Reducing greenhouse gas emissions by 50-55% by 2030 could place an enormous burden on the German economy, the conservative alliance warns in the briefing note.
And even though it recognises that more ambitious climate targets open new opportunities, such a decision would only be acceptable in the event of a new burden-sharing agreement within the EU, it adds.
The note comes at a time when the Foreign Ministry is resetting Germany’s top priorities for its EU presidency programme due to be officially presented in June.
“We reject an increase in the EU’s climate target for 2030 without a change in burden sharing,” said the authors of the paper, representing the CDU and its Bavarian counterpart, the CSU.
“Our European partners must contribute to achieving the climate target with comparable efforts,” they add, calling on the government not to lose sight of the current emergency situation caused by the coronavirus pandemic.
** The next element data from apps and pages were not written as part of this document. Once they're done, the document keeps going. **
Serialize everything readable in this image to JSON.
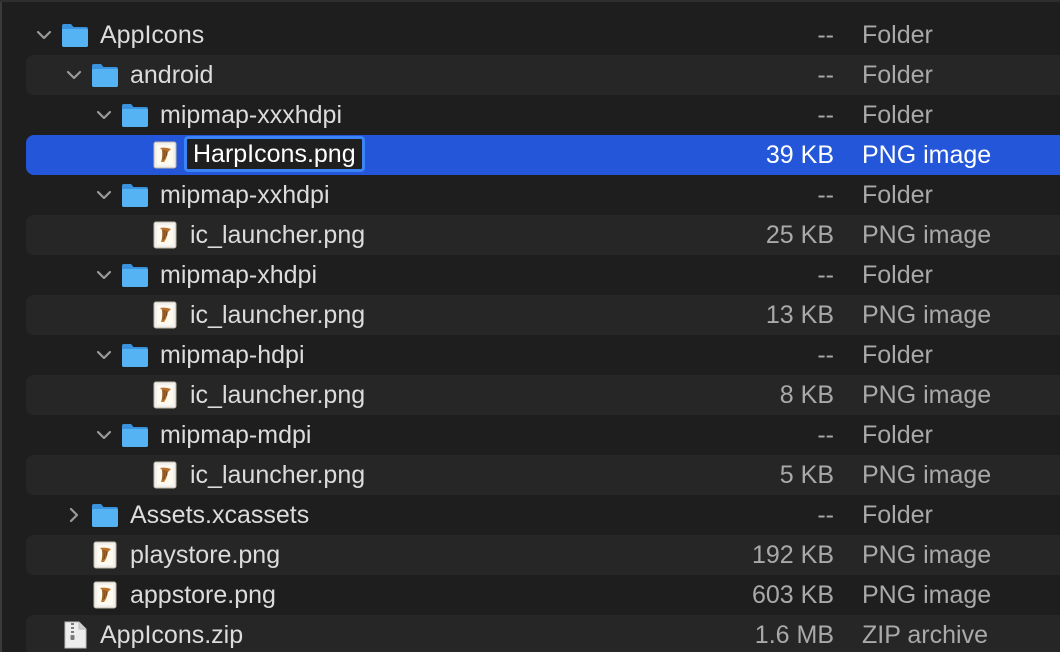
{
  "rows": [
    {
      "name": "AppIcons",
      "size": "--",
      "kind": "Folder",
      "type": "folder",
      "disclosure": "expanded",
      "depth": 0,
      "alt": false,
      "selected": false
    },
    {
      "name": "android",
      "size": "--",
      "kind": "Folder",
      "type": "folder",
      "disclosure": "expanded",
      "depth": 1,
      "alt": true,
      "selected": false
    },
    {
      "name": "mipmap-xxxhdpi",
      "size": "--",
      "kind": "Folder",
      "type": "folder",
      "disclosure": "expanded",
      "depth": 2,
      "alt": false,
      "selected": false
    },
    {
      "name": "HarpIcons.png",
      "size": "39 KB",
      "kind": "PNG image",
      "type": "png",
      "disclosure": "none",
      "depth": 3,
      "alt": true,
      "selected": true,
      "editing": true
    },
    {
      "name": "mipmap-xxhdpi",
      "size": "--",
      "kind": "Folder",
      "type": "folder",
      "disclosure": "expanded",
      "depth": 2,
      "alt": false,
      "selected": false
    },
    {
      "name": "ic_launcher.png",
      "size": "25 KB",
      "kind": "PNG image",
      "type": "png",
      "disclosure": "none",
      "depth": 3,
      "alt": true,
      "selected": false
    },
    {
      "name": "mipmap-xhdpi",
      "size": "--",
      "kind": "Folder",
      "type": "folder",
      "disclosure": "expanded",
      "depth": 2,
      "alt": false,
      "selected": false
    },
    {
      "name": "ic_launcher.png",
      "size": "13 KB",
      "kind": "PNG image",
      "type": "png",
      "disclosure": "none",
      "depth": 3,
      "alt": true,
      "selected": false
    },
    {
      "name": "mipmap-hdpi",
      "size": "--",
      "kind": "Folder",
      "type": "folder",
      "disclosure": "expanded",
      "depth": 2,
      "alt": false,
      "selected": false
    },
    {
      "name": "ic_launcher.png",
      "size": "8 KB",
      "kind": "PNG image",
      "type": "png",
      "disclosure": "none",
      "depth": 3,
      "alt": true,
      "selected": false
    },
    {
      "name": "mipmap-mdpi",
      "size": "--",
      "kind": "Folder",
      "type": "folder",
      "disclosure": "expanded",
      "depth": 2,
      "alt": false,
      "selected": false
    },
    {
      "name": "ic_launcher.png",
      "size": "5 KB",
      "kind": "PNG image",
      "type": "png",
      "disclosure": "none",
      "depth": 3,
      "alt": true,
      "selected": false
    },
    {
      "name": "Assets.xcassets",
      "size": "--",
      "kind": "Folder",
      "type": "folder",
      "disclosure": "collapsed",
      "depth": 1,
      "alt": false,
      "selected": false
    },
    {
      "name": "playstore.png",
      "size": "192 KB",
      "kind": "PNG image",
      "type": "png",
      "disclosure": "none",
      "depth": 1,
      "alt": true,
      "selected": false
    },
    {
      "name": "appstore.png",
      "size": "603 KB",
      "kind": "PNG image",
      "type": "png",
      "disclosure": "none",
      "depth": 1,
      "alt": false,
      "selected": false
    },
    {
      "name": "AppIcons.zip",
      "size": "1.6 MB",
      "kind": "ZIP archive",
      "type": "zip",
      "disclosure": "none",
      "depth": 0,
      "alt": true,
      "selected": false
    }
  ],
  "colors": {
    "background": "#1e1e1e",
    "alternate_row": "#262626",
    "selection": "#2356d8",
    "folder_blue": "#4aa6ee",
    "text": "#dcdcdc",
    "secondary_text": "#a9a9a9"
  }
}
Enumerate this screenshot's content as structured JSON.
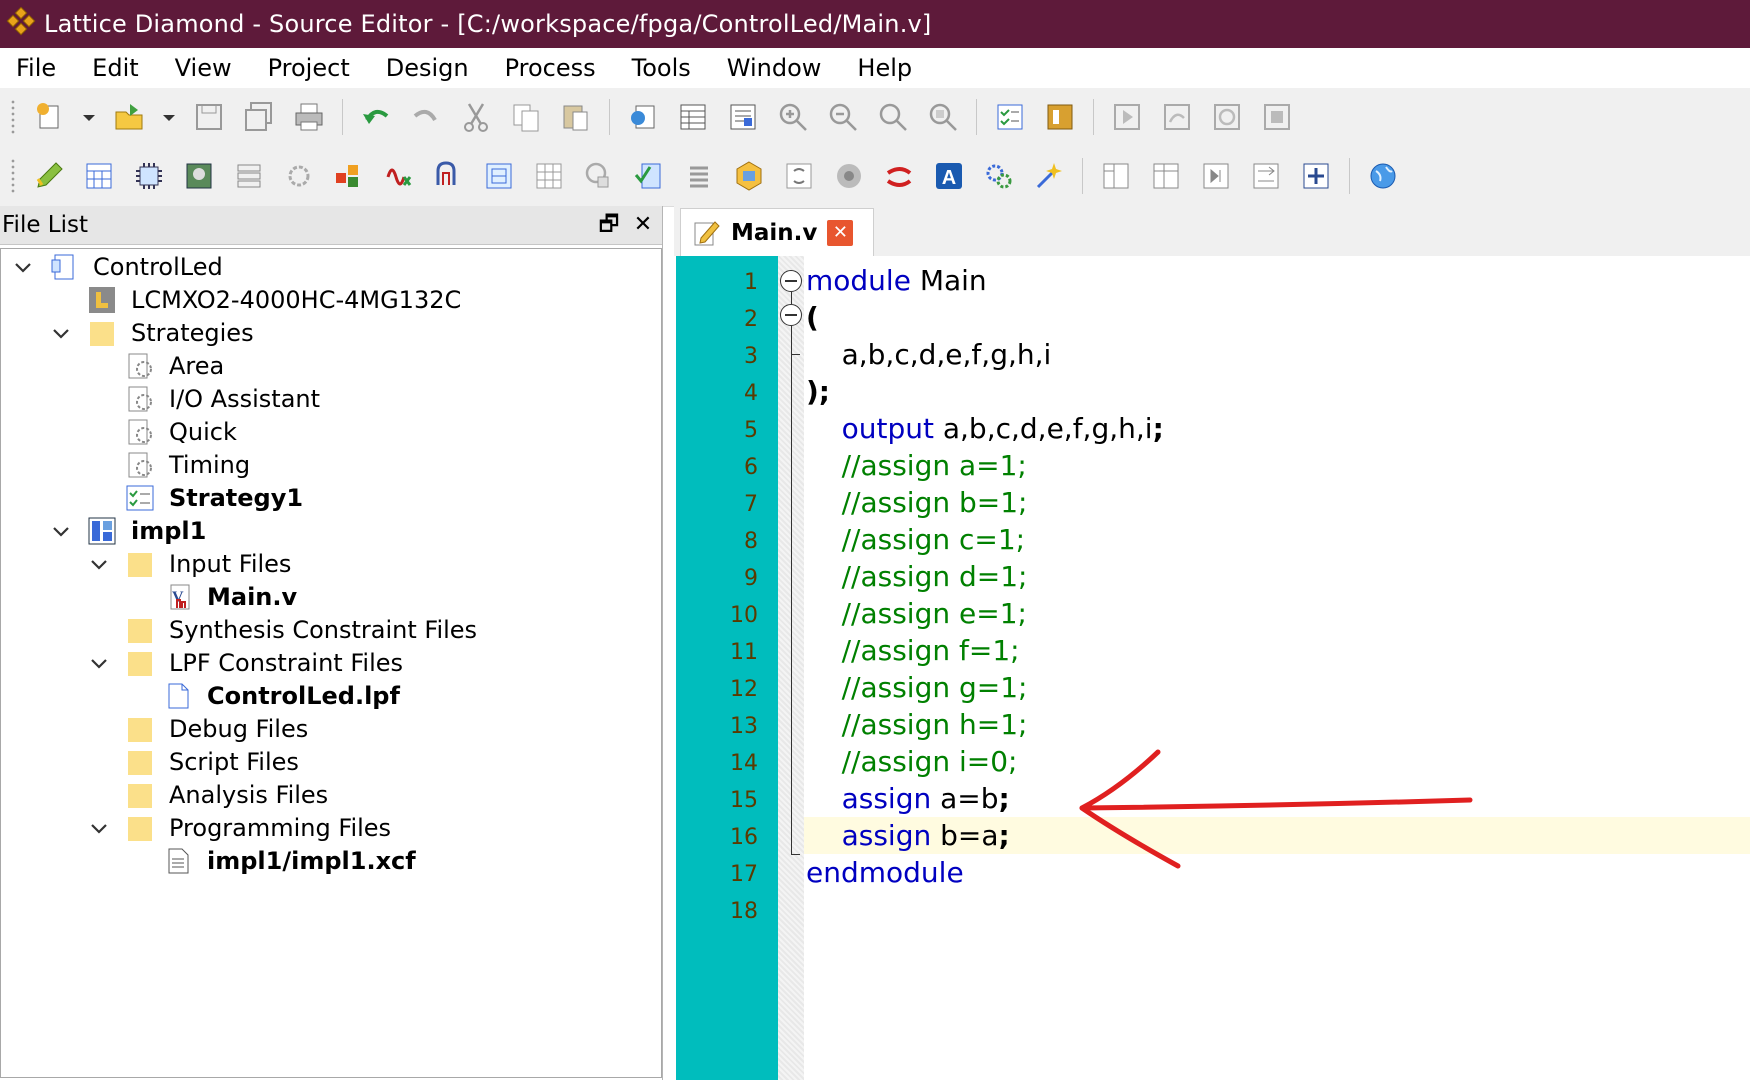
{
  "window": {
    "title": "Lattice Diamond - Source Editor - [C:/workspace/fpga/ControlLed/Main.v]"
  },
  "menu": [
    "File",
    "Edit",
    "View",
    "Project",
    "Design",
    "Process",
    "Tools",
    "Window",
    "Help"
  ],
  "toolbar1_icons": [
    "new-file-icon",
    "open-file-icon",
    "save-icon",
    "save-all-icon",
    "print-icon",
    "undo-icon",
    "redo-icon",
    "cut-icon",
    "copy-icon",
    "paste-icon",
    "browser-icon",
    "table-icon",
    "report-icon",
    "zoom-in-icon",
    "zoom-out-icon",
    "zoom-fit-icon",
    "zoom-area-icon",
    "checklist-icon",
    "netlist-icon",
    "run-icon",
    "step-icon",
    "refresh-icon",
    "stop-icon"
  ],
  "toolbar2_icons": [
    "pencil-icon",
    "spreadsheet-icon",
    "chip-icon",
    "package-icon",
    "list-icon",
    "gear-chip-icon",
    "floorplan-icon",
    "power-icon",
    "timing-icon",
    "netview-icon",
    "grid-icon",
    "analyzer-icon",
    "file-check-icon",
    "stack-icon",
    "module-icon",
    "sync-icon",
    "debug-icon",
    "lattice-icon",
    "font-icon",
    "gears-icon",
    "wand-icon",
    "split-icon",
    "layout-icon",
    "skip-icon",
    "flow-icon",
    "import-icon",
    "web-icon"
  ],
  "file_list": {
    "title": "File List",
    "restore_label": "🗗",
    "close_label": "✕",
    "tree": [
      {
        "label": "ControlLed",
        "bold": false
      },
      {
        "label": "LCMXO2-4000HC-4MG132C",
        "bold": false
      },
      {
        "label": "Strategies",
        "bold": false
      },
      {
        "label": "Area",
        "bold": false
      },
      {
        "label": "I/O Assistant",
        "bold": false
      },
      {
        "label": "Quick",
        "bold": false
      },
      {
        "label": "Timing",
        "bold": false
      },
      {
        "label": "Strategy1",
        "bold": true
      },
      {
        "label": "impl1",
        "bold": true
      },
      {
        "label": "Input Files",
        "bold": false
      },
      {
        "label": "Main.v",
        "bold": true
      },
      {
        "label": "Synthesis Constraint Files",
        "bold": false
      },
      {
        "label": "LPF Constraint Files",
        "bold": false
      },
      {
        "label": "ControlLed.lpf",
        "bold": true
      },
      {
        "label": "Debug Files",
        "bold": false
      },
      {
        "label": "Script Files",
        "bold": false
      },
      {
        "label": "Analysis Files",
        "bold": false
      },
      {
        "label": "Programming Files",
        "bold": false
      },
      {
        "label": "impl1/impl1.xcf",
        "bold": true
      }
    ]
  },
  "editor": {
    "tab_label": "Main.v",
    "tab_close": "✕",
    "line_numbers": [
      "1",
      "2",
      "3",
      "4",
      "5",
      "6",
      "7",
      "8",
      "9",
      "10",
      "11",
      "12",
      "13",
      "14",
      "15",
      "16",
      "17",
      "18"
    ],
    "lines": [
      [
        {
          "t": "module",
          "c": "kw"
        },
        {
          "t": " Main",
          "c": "ident"
        }
      ],
      [
        {
          "t": "(",
          "c": "semi"
        }
      ],
      [
        {
          "t": "    a,b,c,d,e,f,g,h,i",
          "c": "ident"
        }
      ],
      [
        {
          "t": ");",
          "c": "semi"
        }
      ],
      [
        {
          "t": "    output",
          "c": "kw"
        },
        {
          "t": " a,b,c,d,e,f,g,h,i",
          "c": "ident"
        },
        {
          "t": ";",
          "c": "semi"
        }
      ],
      [
        {
          "t": "    //assign a=1;",
          "c": "cmt"
        }
      ],
      [
        {
          "t": "    //assign b=1;",
          "c": "cmt"
        }
      ],
      [
        {
          "t": "    //assign c=1;",
          "c": "cmt"
        }
      ],
      [
        {
          "t": "    //assign d=1;",
          "c": "cmt"
        }
      ],
      [
        {
          "t": "    //assign e=1;",
          "c": "cmt"
        }
      ],
      [
        {
          "t": "    //assign f=1;",
          "c": "cmt"
        }
      ],
      [
        {
          "t": "    //assign g=1;",
          "c": "cmt"
        }
      ],
      [
        {
          "t": "    //assign h=1;",
          "c": "cmt"
        }
      ],
      [
        {
          "t": "    //assign i=0;",
          "c": "cmt"
        }
      ],
      [
        {
          "t": "    assign",
          "c": "kw"
        },
        {
          "t": " a=b",
          "c": "ident"
        },
        {
          "t": ";",
          "c": "semi"
        }
      ],
      [
        {
          "t": "    assign",
          "c": "kw"
        },
        {
          "t": " b=a",
          "c": "ident"
        },
        {
          "t": ";",
          "c": "semi"
        }
      ],
      [
        {
          "t": "endmodule",
          "c": "kw"
        }
      ],
      []
    ],
    "highlighted_line": 16
  },
  "colors": {
    "titlebar": "#5e1a3a",
    "gutter": "#00bdbd",
    "keyword": "#0000c0",
    "comment": "#008000",
    "highlight": "#fffbe0",
    "arrow": "#e02020"
  }
}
“The health crisis has considerably changed the economic situation of employees and companies in our country and in Europe,” stresses the document, which has not yet been adopted by the parliamentary group.
The aim is to avoid “as far as possible burdens on employees and companies through laws and other regulations,” the conservative MPs say, adding that the European Green Deal must now “be designed in such a way that it does not hinder, but rather supports the management of the coronavirus pandemic”.
Conservative MPs also argue it should be possible to include “climate measures and emission reductions made (by Germany) in third countries” in the country’s climate balance.
In effect, this means that the conservative parliamentary group is putting the brakes on Chancellor Angela Merkel’s climate policy. In a recent speech at the Petersberg Climate Dialogue, the Chancellor threw her support behind European Commission plans for a 50-55% reduction in greenhouse gases by 2030.
“The European Commission has shown us the way with the Green Deal,” Merkel said. Noting that the EU’s climate neutrality target for 2050 was still “far away”, she “welcomed” the proposal for an interim target to “reduce emissions in the European Union by 50-55% by 2030 compared to 1990”.
Never before had the German Chancellor made such a clear commitment to more ambitious climate targets.
The publication of this briefing note comes in a context where Germany has still not submitted its Nationally Determined Contribution (NDC) to the European Commission – along with Ireland, Luxembourg and Romania.
This situation has delayed consultations between member states on climate protection, said Croatian Energy Minister Tomislav Coric after consultations with his EU colleagues on 28 April. The timetable for reaching a common position of the 27 states in June is therefore compromised, he said.
(Edited by Frédéric Simon)